Entries from a dataset of interfaces
*** Begin section ***

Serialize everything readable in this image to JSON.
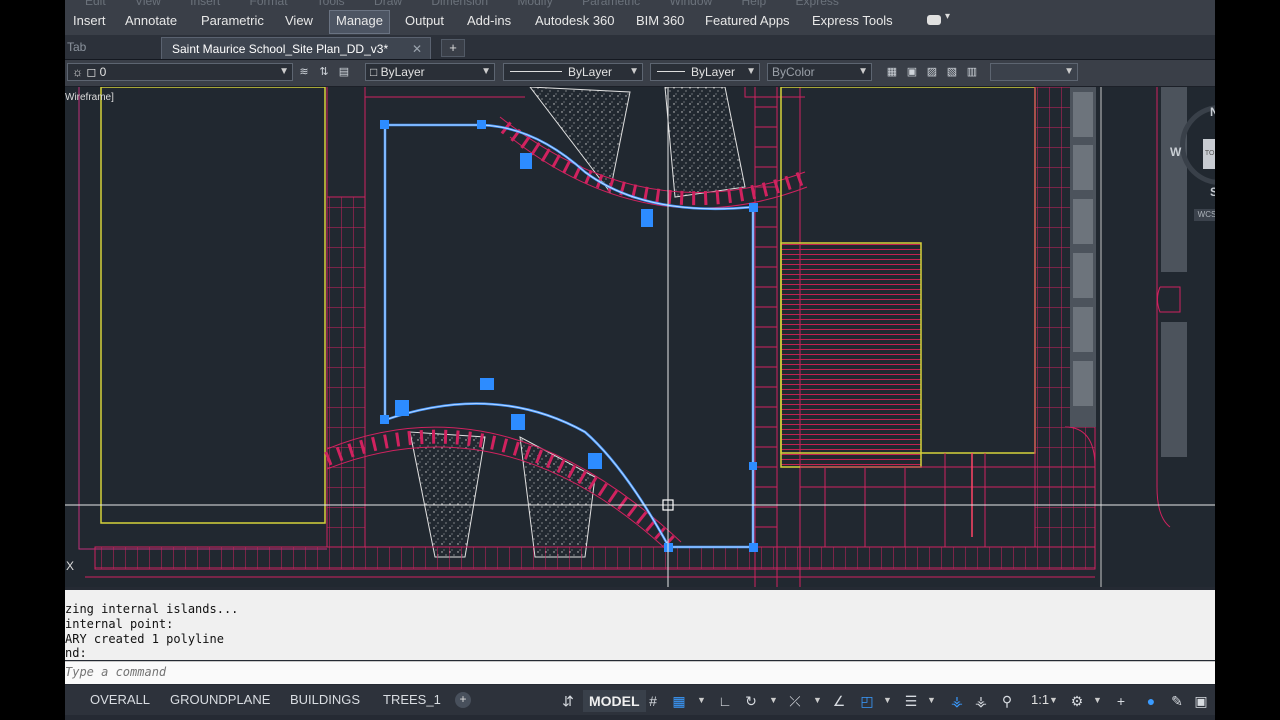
{
  "ribbon": {
    "ghost_menu": [
      "Edit",
      "View",
      "Insert",
      "Format",
      "Tools",
      "Draw",
      "Dimension",
      "Modify",
      "Parametric",
      "Window",
      "Help",
      "Express"
    ],
    "tabs": [
      {
        "label": "Insert",
        "x": 0
      },
      {
        "label": "Annotate",
        "x": 0
      },
      {
        "label": "Parametric",
        "x": 0
      },
      {
        "label": "View",
        "x": 0
      },
      {
        "label": "Manage",
        "x": 0,
        "active": true
      },
      {
        "label": "Output",
        "x": 0
      },
      {
        "label": "Add-ins",
        "x": 0
      },
      {
        "label": "Autodesk 360",
        "x": 0
      },
      {
        "label": "BIM 360",
        "x": 0
      },
      {
        "label": "Featured Apps",
        "x": 0
      },
      {
        "label": "Express Tools",
        "x": 0
      }
    ]
  },
  "doc_tabs": {
    "ghost": "Tab",
    "active": "Saint Maurice School_Site Plan_DD_v3*",
    "close": "✕",
    "add": "+"
  },
  "properties": {
    "layer": "0",
    "color": "ByLayer",
    "linetype": "ByLayer",
    "lineweight": "ByLayer",
    "plotstyle": "ByColor",
    "extra": ""
  },
  "viewport": {
    "style_label": "Wireframe]",
    "ucs_x": "X",
    "viewcube": {
      "north": "N",
      "west": "W",
      "south": "S",
      "face": "TOP",
      "wcs": "WCS"
    }
  },
  "command": {
    "history": [
      "zing internal islands...",
      "internal point:",
      "ARY created 1 polyline",
      "nd:"
    ],
    "placeholder": "Type a command"
  },
  "layout_tabs": [
    "OVERALL",
    "GROUNDPLANE",
    "BUILDINGS",
    "TREES_1"
  ],
  "layout_add": "+",
  "status": {
    "model": "MODEL",
    "scale": "1:1"
  },
  "colors": {
    "polyline": "#4a9bff",
    "curb": "#d0225f",
    "building": "#d6d23a",
    "grid": "#e8e8e8"
  }
}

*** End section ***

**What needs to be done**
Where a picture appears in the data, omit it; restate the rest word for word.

**Exercise result**
Serialize everything readable in this image to JSON.
{
  "ribbon": {
    "ghost_menu": [
      "Edit",
      "View",
      "Insert",
      "Format",
      "Tools",
      "Draw",
      "Dimension",
      "Modify",
      "Parametric",
      "Window",
      "Help",
      "Express"
    ],
    "tabs": [
      {
        "label": "Insert",
        "x": 0
      },
      {
        "label": "Annotate",
        "x": 0
      },
      {
        "label": "Parametric",
        "x": 0
      },
      {
        "label": "View",
        "x": 0
      },
      {
        "label": "Manage",
        "x": 0,
        "active": true
      },
      {
        "label": "Output",
        "x": 0
      },
      {
        "label": "Add-ins",
        "x": 0
      },
      {
        "label": "Autodesk 360",
        "x": 0
      },
      {
        "label": "BIM 360",
        "x": 0
      },
      {
        "label": "Featured Apps",
        "x": 0
      },
      {
        "label": "Express Tools",
        "x": 0
      }
    ]
  },
  "doc_tabs": {
    "ghost": "Tab",
    "active": "Saint Maurice School_Site Plan_DD_v3*",
    "close": "✕",
    "add": "+"
  },
  "properties": {
    "layer": "0",
    "color": "ByLayer",
    "linetype": "ByLayer",
    "lineweight": "ByLayer",
    "plotstyle": "ByColor",
    "extra": ""
  },
  "viewport": {
    "style_label": "Wireframe]",
    "ucs_x": "X",
    "viewcube": {
      "north": "N",
      "west": "W",
      "south": "S",
      "face": "TOP",
      "wcs": "WCS"
    }
  },
  "command": {
    "history": [
      "zing internal islands...",
      "internal point:",
      "ARY created 1 polyline",
      "nd:"
    ],
    "placeholder": "Type a command"
  },
  "layout_tabs": [
    "OVERALL",
    "GROUNDPLANE",
    "BUILDINGS",
    "TREES_1"
  ],
  "layout_add": "+",
  "status": {
    "model": "MODEL",
    "scale": "1:1"
  },
  "colors": {
    "polyline": "#4a9bff",
    "curb": "#d0225f",
    "building": "#d6d23a",
    "grid": "#e8e8e8"
  }
}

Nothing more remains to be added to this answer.